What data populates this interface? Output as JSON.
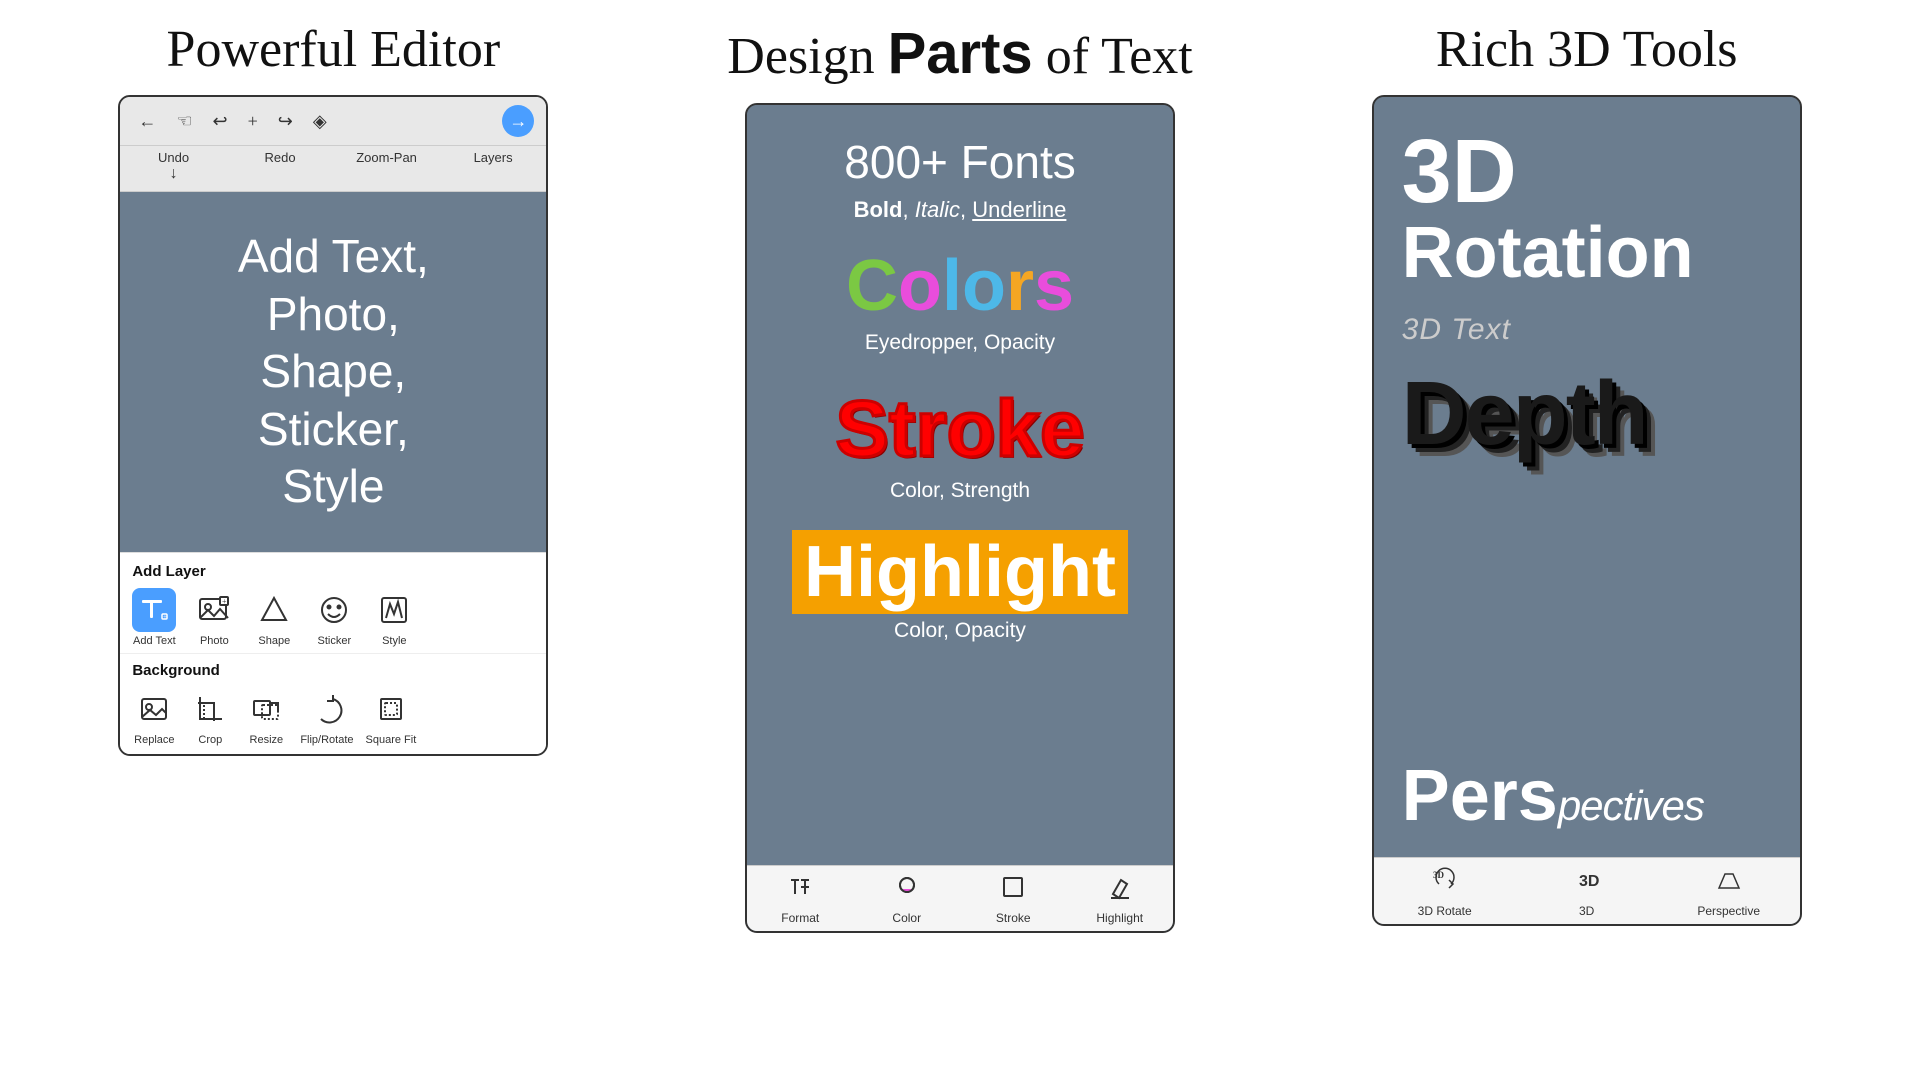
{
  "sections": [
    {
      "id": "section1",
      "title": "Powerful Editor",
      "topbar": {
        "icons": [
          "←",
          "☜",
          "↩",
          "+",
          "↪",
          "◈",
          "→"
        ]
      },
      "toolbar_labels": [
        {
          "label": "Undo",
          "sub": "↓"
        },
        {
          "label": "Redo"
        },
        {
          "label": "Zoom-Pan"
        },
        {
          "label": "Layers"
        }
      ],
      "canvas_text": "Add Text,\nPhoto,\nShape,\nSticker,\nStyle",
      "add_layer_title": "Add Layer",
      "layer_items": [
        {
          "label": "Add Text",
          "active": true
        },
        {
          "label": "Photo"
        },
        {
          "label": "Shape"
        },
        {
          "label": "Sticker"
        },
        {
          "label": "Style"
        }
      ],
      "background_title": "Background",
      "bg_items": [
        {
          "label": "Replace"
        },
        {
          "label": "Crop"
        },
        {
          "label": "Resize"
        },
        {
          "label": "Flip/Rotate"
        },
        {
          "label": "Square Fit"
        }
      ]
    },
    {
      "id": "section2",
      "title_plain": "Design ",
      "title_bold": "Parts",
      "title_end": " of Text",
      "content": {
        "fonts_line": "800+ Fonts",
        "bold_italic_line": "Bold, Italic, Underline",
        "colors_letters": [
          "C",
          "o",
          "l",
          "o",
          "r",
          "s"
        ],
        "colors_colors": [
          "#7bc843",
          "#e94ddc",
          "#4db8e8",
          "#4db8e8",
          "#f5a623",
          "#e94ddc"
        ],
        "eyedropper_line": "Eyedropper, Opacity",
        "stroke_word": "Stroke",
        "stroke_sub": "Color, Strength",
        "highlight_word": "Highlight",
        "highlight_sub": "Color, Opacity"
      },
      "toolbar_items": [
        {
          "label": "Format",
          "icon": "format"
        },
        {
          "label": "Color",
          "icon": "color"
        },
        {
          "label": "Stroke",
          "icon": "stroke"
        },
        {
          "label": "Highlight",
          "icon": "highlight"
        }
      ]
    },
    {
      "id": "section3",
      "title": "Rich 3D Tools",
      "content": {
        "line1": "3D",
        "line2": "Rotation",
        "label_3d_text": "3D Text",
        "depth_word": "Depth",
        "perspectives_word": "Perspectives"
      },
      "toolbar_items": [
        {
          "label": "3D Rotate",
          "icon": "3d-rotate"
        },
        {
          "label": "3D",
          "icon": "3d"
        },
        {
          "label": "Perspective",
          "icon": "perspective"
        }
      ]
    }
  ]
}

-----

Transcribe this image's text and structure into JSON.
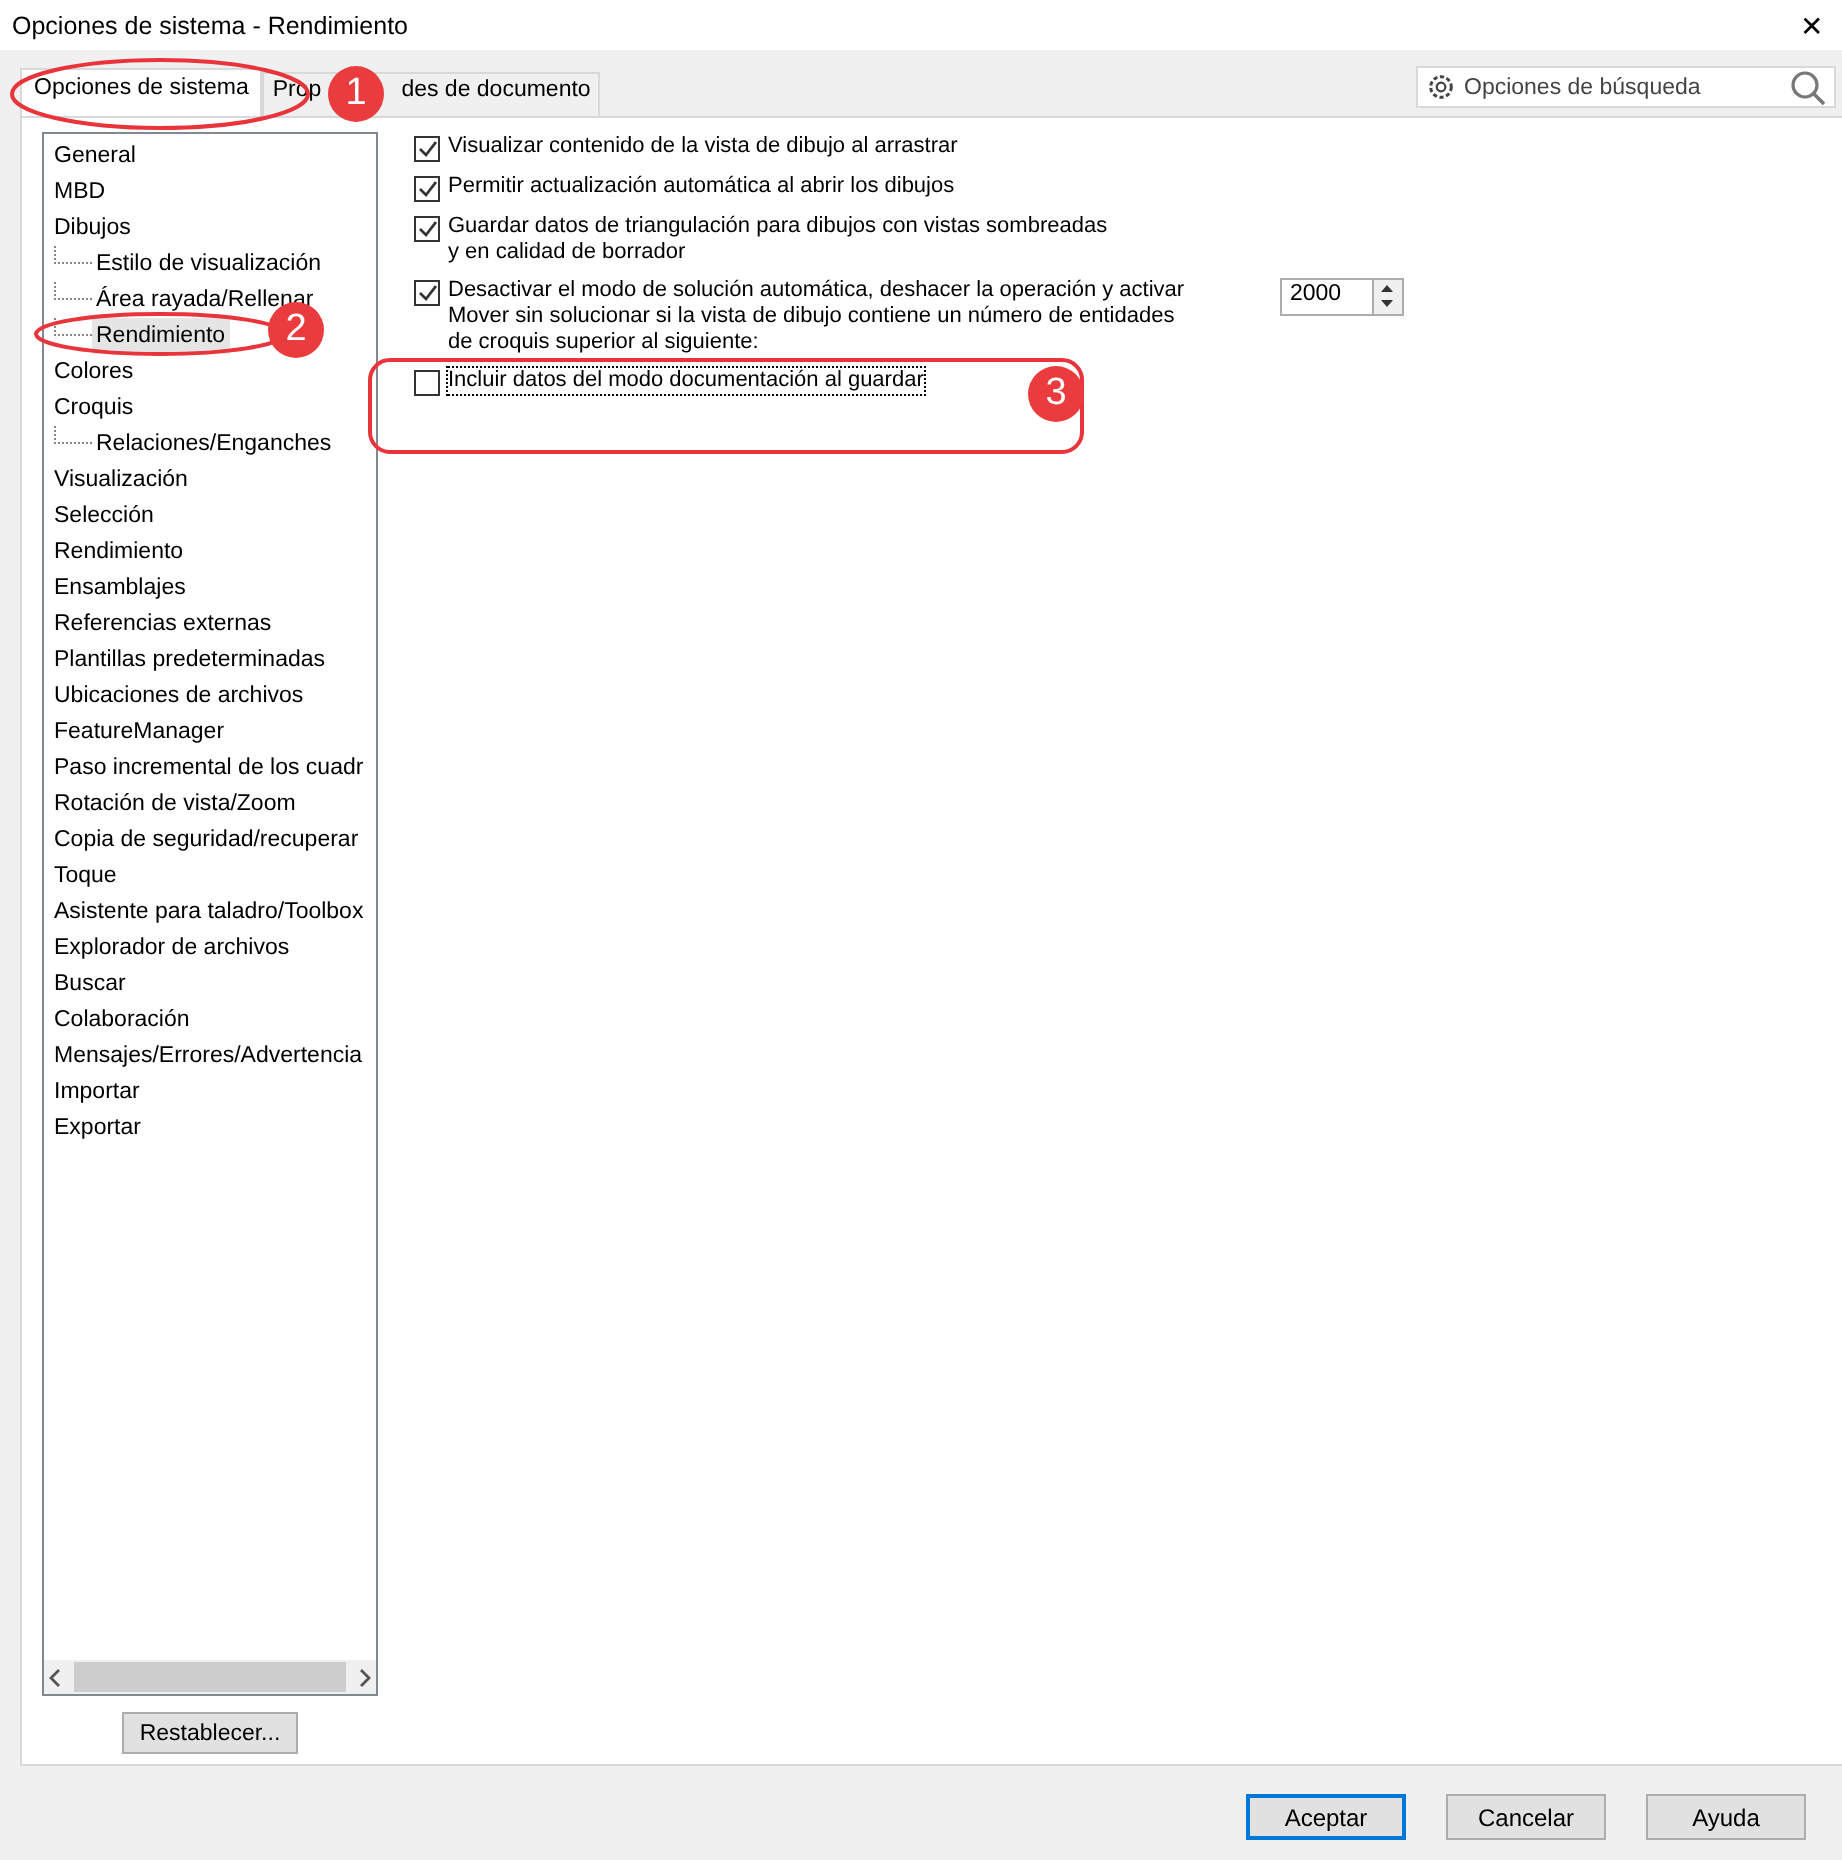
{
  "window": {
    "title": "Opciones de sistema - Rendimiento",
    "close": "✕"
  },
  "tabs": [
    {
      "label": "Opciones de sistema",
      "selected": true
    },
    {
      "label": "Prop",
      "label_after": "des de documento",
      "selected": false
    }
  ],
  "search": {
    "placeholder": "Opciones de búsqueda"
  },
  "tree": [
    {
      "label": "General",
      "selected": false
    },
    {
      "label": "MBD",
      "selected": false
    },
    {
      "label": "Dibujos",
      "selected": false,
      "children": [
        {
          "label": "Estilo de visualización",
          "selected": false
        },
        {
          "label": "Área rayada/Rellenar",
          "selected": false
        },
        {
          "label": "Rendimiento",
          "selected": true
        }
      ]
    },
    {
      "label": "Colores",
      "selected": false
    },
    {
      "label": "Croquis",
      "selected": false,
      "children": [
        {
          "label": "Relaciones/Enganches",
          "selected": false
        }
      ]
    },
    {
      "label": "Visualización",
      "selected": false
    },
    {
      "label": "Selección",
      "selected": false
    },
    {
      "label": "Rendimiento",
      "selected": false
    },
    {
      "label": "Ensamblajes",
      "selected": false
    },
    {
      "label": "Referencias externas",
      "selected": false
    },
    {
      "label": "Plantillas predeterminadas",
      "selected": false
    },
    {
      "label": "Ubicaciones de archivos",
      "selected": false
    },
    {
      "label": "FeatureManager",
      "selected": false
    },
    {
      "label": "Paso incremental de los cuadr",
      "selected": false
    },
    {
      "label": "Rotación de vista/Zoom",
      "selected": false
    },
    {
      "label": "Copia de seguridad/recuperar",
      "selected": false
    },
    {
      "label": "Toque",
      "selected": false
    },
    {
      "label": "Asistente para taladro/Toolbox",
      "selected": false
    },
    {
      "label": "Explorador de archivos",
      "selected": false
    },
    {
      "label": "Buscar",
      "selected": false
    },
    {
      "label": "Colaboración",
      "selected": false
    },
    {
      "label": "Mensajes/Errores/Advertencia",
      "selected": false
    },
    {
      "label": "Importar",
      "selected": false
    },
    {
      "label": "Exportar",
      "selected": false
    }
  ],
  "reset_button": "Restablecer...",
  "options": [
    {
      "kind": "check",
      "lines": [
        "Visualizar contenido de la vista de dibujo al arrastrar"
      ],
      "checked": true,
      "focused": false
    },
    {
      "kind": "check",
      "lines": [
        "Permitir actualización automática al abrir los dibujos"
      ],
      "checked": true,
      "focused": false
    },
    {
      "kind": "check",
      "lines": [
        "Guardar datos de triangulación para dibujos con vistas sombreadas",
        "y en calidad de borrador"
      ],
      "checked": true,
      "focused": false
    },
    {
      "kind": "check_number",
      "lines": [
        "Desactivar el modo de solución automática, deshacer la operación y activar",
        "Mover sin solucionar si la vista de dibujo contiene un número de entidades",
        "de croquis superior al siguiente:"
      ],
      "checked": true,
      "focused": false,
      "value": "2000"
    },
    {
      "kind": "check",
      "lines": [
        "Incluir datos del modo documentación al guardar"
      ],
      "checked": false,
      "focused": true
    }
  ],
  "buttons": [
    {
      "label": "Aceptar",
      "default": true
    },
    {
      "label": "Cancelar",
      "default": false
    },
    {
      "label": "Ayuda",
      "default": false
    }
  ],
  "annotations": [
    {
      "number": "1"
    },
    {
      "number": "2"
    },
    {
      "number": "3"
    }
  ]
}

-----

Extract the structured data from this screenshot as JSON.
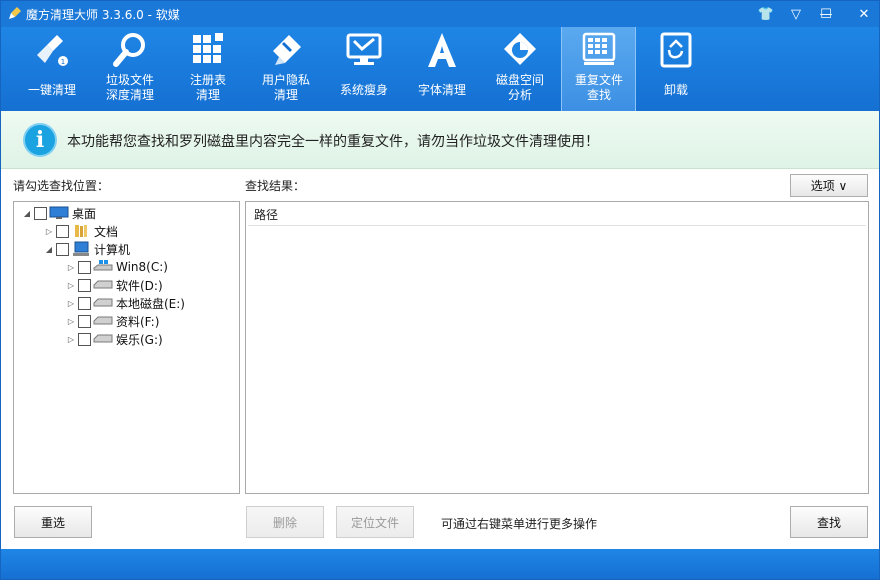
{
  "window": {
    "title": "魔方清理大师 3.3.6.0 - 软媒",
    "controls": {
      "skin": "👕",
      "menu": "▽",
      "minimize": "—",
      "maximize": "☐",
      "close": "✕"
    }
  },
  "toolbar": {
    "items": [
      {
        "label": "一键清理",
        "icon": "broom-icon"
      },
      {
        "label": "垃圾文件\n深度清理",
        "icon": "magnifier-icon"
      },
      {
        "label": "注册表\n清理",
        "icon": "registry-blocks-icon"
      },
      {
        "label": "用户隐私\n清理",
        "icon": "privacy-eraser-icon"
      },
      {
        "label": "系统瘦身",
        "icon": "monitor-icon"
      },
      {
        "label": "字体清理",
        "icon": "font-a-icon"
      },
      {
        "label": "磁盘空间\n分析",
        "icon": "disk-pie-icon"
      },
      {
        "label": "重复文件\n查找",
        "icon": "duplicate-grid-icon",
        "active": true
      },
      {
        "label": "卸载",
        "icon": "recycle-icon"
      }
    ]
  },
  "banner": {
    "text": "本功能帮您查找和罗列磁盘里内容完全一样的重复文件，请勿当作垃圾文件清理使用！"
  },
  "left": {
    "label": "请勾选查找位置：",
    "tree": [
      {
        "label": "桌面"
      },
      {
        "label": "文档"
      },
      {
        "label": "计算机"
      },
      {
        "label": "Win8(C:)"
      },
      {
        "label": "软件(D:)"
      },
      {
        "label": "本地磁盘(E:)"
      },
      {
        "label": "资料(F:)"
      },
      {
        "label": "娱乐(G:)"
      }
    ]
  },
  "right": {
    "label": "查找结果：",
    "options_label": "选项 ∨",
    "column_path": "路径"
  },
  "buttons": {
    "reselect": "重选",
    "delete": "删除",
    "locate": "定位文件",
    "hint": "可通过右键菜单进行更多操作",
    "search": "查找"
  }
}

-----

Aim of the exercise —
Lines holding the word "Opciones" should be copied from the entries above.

Exercise solution —
    "title": "Opciones de sistema - Rendimiento",
      "label": "Opciones de sistema",
    "placeholder": "Opciones de búsqueda"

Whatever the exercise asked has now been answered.